Lottery tickets are notorious for being hugely –EV (negative expected value). In most cases, you are better off to wager $20 on red at the roulette wheel than you are to buy a state lottery ticket. However, there are times in which lottery tickets are +EV.

The problem with lottery tickets in most cases is that your odds of winning money are too low to make it worth spending money on a ticket. For example:

- There are 100,000 tickets left unsold
- Each ticket costs $5
- 100 of those tickets have $50 prizes

This is a –EV situation because even if you managed to purchase every single ticket on the market, you would lose money. You would end up spending half a million dollars on lottery tickets and only have $5,000 in prize money to show for it.

The exact EV of each ticket can be found by dividing the total value of outstanding prizes by the total cost of all unsold tickets. Then you multiply that number by the cost of each ticket. In this case, you divide 5000 by 500,000 and get 0.01. Multiply that by $5 and you get $0.05. That’s how much each ticket is worth. In other words, your expected value is -4.95.

This is an extreme example, but that’s not the point. This is a very basic example of how EV (expected value) works.

Lottery tickets become +EV if the remaining prizes are greater than the total cost of unsold tickets. Another example:

- There are 100,000 tickets left unsold
- Each ticket costs $5
- 50,000 of those tickets have $50 prizes

Each lottery ticket is now +EV. If you were able to purchase all 100,000 tickets, you’d spend half a million dollars. But this time, you’d have a lot more money after scratching off all those tickets: $2,500,000. The EV of each ticket is +25.

In real life, you cannot buy every single unsold ticket in a lottery. But that’s OK, because each ticket is +EV. You are not guaranteed any winnings, but you know that you are making a good bet. The price of each ticket is justified by the odds of winning a prize.

Now here’s where things get interesting:

Some states publish the information you need to do these EV calculations. For example:

http://milottery.state.mi.us/msl-ig-trigps.php

The only thing you’re missing at the above website is the number of unsold tickets. That’s not a problem though – because every ticket tells you the odds of winning a prize. Read the fine print and somewhere you’ll see something like “approximate odds are 1 in 4.51.”

Now you know everything you need to figure out whether or not each ticket in the Michigan lottery is +EV. You can even find out the exact expected value (down to the cent) of each ticket that you purchase.

Here’s what you do:

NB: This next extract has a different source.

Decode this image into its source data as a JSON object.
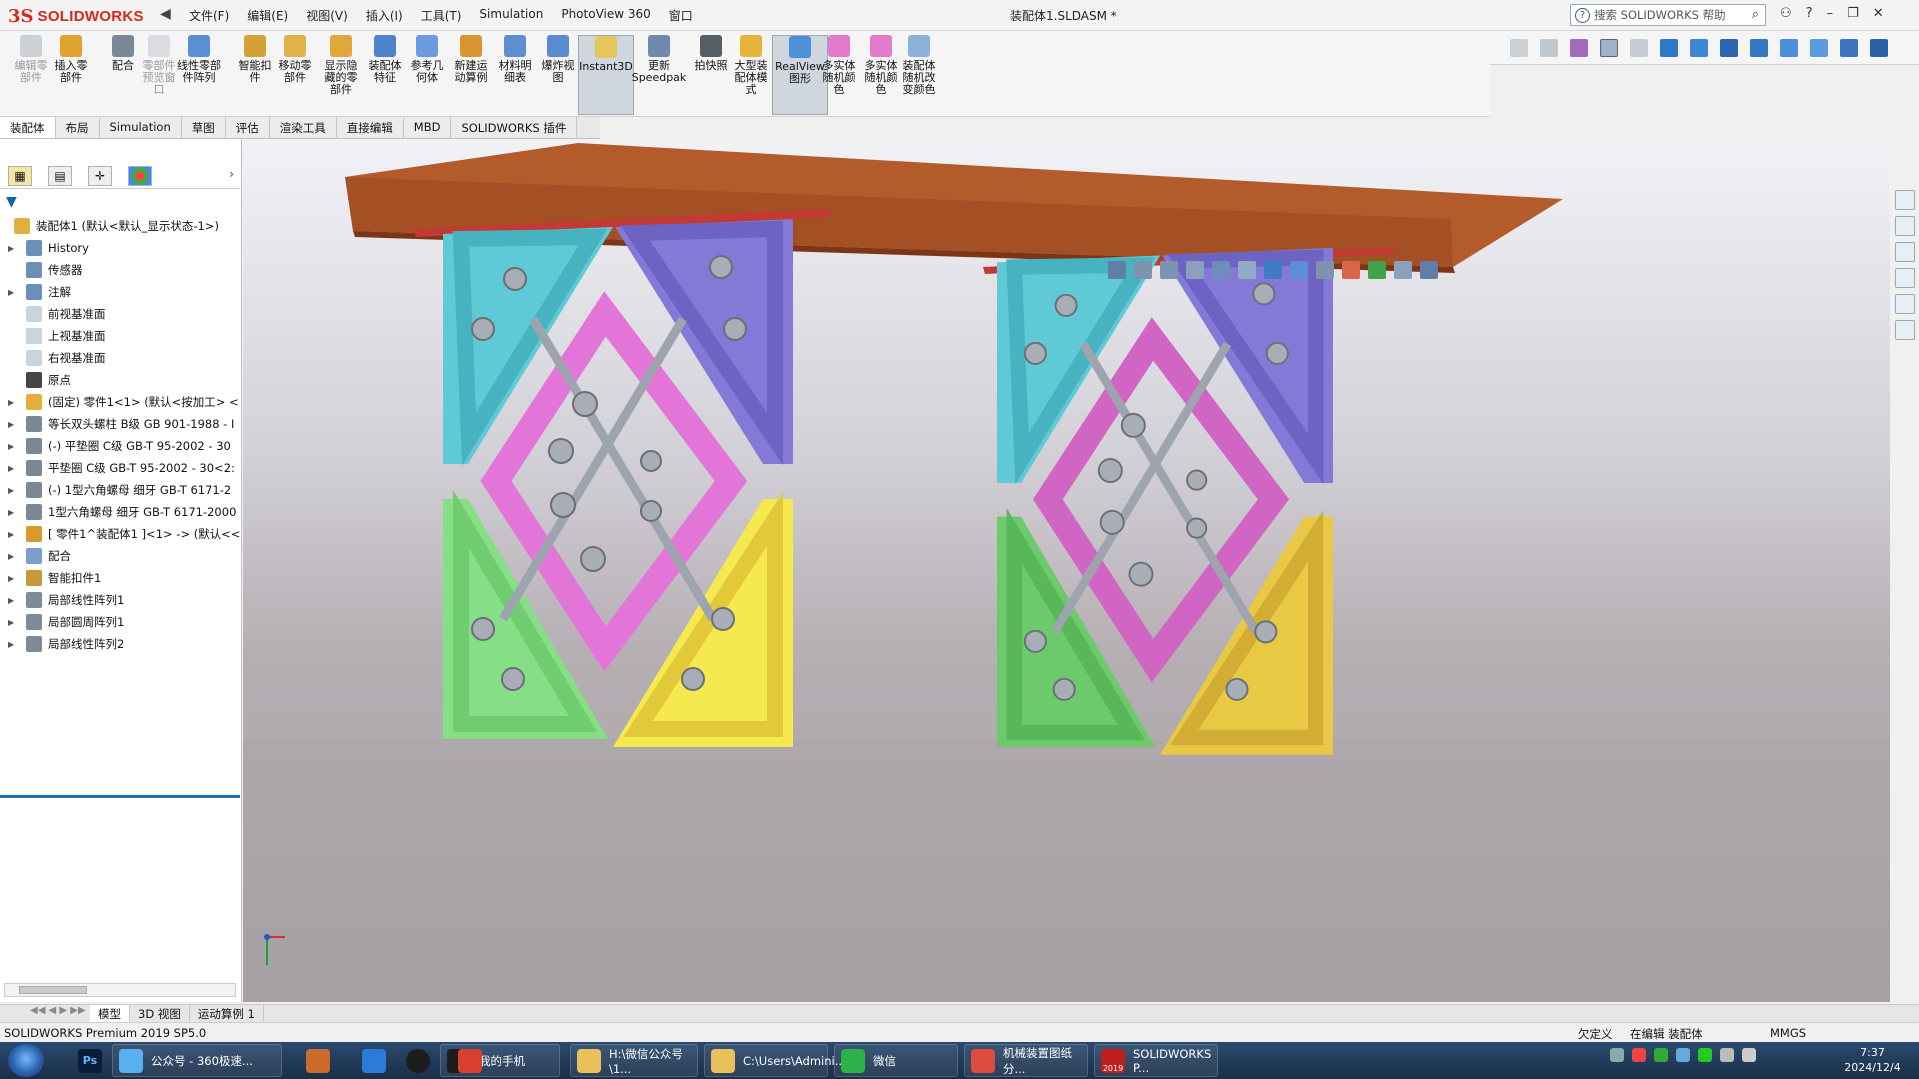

- Add up the total number of remaining prizes (not the total value of prizes – just total number of winning tickets)
- Multiply that number by second number in the odds (if the odds are 1 in 4.51, you multiply the total number of prizes by 4.51)
- Now you know the total number of unsold tickets
- Multiply the total number of unsold tickets by the price of each ticket
- Add up the total value of remaining unclaimed prizes
- If the total value of unclaimed prizes is greater than the total cost of unsold tickets, you have found +EV tickets

This sounds a lot more complicated than it really is. Just run through the steps one time and you’ll see that it’s actually pretty simple.

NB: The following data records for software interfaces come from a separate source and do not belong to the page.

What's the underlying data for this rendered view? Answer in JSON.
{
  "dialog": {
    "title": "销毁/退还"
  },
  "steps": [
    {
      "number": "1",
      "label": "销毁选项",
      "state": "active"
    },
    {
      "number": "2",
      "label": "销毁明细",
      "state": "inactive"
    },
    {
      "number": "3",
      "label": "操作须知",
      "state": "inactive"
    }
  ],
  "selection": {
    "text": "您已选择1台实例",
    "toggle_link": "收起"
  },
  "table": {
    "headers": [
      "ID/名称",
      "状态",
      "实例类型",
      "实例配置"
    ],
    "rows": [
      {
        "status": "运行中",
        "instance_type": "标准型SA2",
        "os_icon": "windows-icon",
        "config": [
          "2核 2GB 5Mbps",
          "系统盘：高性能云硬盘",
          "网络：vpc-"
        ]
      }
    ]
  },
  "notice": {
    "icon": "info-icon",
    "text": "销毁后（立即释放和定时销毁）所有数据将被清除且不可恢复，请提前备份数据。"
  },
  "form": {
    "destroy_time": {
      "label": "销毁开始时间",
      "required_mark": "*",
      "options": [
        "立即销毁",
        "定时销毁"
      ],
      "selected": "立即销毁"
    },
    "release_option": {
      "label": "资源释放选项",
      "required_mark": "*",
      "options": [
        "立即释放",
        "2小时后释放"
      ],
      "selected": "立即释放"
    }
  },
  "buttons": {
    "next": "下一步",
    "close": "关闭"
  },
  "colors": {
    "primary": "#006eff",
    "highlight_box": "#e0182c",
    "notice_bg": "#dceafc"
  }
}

The only potential problem here is if the lottery website is updated slowly. I really don’t know how quickly lottery websites are updated. That’s some investigation you guys will have to do on your own.

You also have to make sure you’re getting enough information. I tried this calculation with the Kansas lottery website and found out that they only publish the remaining big prizes. They do not show how many unsold $5 and $10 winners are left. That kills the calculation.

Someone else mentioned that your odds go down significantly if someone has already won a big prize but has not yet claimed the prize. I wouldn’t worry about that though. It’s just like calculating the odds of hitting a draw in poker – you don’t worry about the fact that someone could already be holding the card you need. You consider that an unknown factor and proceed as normal.

And on top of that, you have to consider taxes in your EV calculations. Taxes are a huge drain on lottery winnings. I don’t really want to get into all of that though. This is just an example for you to take to new places on your own.

The lesson here is that with enough information, you can find edges that most people miss. Use your brain, use the internet and get a basic understanding of the concept of *expected value*. That’s all you need to find profitable opportunities in gambling, stocks and everyday life situations.

Credit for this post idea comes from an awesome thread I found last night a while back.